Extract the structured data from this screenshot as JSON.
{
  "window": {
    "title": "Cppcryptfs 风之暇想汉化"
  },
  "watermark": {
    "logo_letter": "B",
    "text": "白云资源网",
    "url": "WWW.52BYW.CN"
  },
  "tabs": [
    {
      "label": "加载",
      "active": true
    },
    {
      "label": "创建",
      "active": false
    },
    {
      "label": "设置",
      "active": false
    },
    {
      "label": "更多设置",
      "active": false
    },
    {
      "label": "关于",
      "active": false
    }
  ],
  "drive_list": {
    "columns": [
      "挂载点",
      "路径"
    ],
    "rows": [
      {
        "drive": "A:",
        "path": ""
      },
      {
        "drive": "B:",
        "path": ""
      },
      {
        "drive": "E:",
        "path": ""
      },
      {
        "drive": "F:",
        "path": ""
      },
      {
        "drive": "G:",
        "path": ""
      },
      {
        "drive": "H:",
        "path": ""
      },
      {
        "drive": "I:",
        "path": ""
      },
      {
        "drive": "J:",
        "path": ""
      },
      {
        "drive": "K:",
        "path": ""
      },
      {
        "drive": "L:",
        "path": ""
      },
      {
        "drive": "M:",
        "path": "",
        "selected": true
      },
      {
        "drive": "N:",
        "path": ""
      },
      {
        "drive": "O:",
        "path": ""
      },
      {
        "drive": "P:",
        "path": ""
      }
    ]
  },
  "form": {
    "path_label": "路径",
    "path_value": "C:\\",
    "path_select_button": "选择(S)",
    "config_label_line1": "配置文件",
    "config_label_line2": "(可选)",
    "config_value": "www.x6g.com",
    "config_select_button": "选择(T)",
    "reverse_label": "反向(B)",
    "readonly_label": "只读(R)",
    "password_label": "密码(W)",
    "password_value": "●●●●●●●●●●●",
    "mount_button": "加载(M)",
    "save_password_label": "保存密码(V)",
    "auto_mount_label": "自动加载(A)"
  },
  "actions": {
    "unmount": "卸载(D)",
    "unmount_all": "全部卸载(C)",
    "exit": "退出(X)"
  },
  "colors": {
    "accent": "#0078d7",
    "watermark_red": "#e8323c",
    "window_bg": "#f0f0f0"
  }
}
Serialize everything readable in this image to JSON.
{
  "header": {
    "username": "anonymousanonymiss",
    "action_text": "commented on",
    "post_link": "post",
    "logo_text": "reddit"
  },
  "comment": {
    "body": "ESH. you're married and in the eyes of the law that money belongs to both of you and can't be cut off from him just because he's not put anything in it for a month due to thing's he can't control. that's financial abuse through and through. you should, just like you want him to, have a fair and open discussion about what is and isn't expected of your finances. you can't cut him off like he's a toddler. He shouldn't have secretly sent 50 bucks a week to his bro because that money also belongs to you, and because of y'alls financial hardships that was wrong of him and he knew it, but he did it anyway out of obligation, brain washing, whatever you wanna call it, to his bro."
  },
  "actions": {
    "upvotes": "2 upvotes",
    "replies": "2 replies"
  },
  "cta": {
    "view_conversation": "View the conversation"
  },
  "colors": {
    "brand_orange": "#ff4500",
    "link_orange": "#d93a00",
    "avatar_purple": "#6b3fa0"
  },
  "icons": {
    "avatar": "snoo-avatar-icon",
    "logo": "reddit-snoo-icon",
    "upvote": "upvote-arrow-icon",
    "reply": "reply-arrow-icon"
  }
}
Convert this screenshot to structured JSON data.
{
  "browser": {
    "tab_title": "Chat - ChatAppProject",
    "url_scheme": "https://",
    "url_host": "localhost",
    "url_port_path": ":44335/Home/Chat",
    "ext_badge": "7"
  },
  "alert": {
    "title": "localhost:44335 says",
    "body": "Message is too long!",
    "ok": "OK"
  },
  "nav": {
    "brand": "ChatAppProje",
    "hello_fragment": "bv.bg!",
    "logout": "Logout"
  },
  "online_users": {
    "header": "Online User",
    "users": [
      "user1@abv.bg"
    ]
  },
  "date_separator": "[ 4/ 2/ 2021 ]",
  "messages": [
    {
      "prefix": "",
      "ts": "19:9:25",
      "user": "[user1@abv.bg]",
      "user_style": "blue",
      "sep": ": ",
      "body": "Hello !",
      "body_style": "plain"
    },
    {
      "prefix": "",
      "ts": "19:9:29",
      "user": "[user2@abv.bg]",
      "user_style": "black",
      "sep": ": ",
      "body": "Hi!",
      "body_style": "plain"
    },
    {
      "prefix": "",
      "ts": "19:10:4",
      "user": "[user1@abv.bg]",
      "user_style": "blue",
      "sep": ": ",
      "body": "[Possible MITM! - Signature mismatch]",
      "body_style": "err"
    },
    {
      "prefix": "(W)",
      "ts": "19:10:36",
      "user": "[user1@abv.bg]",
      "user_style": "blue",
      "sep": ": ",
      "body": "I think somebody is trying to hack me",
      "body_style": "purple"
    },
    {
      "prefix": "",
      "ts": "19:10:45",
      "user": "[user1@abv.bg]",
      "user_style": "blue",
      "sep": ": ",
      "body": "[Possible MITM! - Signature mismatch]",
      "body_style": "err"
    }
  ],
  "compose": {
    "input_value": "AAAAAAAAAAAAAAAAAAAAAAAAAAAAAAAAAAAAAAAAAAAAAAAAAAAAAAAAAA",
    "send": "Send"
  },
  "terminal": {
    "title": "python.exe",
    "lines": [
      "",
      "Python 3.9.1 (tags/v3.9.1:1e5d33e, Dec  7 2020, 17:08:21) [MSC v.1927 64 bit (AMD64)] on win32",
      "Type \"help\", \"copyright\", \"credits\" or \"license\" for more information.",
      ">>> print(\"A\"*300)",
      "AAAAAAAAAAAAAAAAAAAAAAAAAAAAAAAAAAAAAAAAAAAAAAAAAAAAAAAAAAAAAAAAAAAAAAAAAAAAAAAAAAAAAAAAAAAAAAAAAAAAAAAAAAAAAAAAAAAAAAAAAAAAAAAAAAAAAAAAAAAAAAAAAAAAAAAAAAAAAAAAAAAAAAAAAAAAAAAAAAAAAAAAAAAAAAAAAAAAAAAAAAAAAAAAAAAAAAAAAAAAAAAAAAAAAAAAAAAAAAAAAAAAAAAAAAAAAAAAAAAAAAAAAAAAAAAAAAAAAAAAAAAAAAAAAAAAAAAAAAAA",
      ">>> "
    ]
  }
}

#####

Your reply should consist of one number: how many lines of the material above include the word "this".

3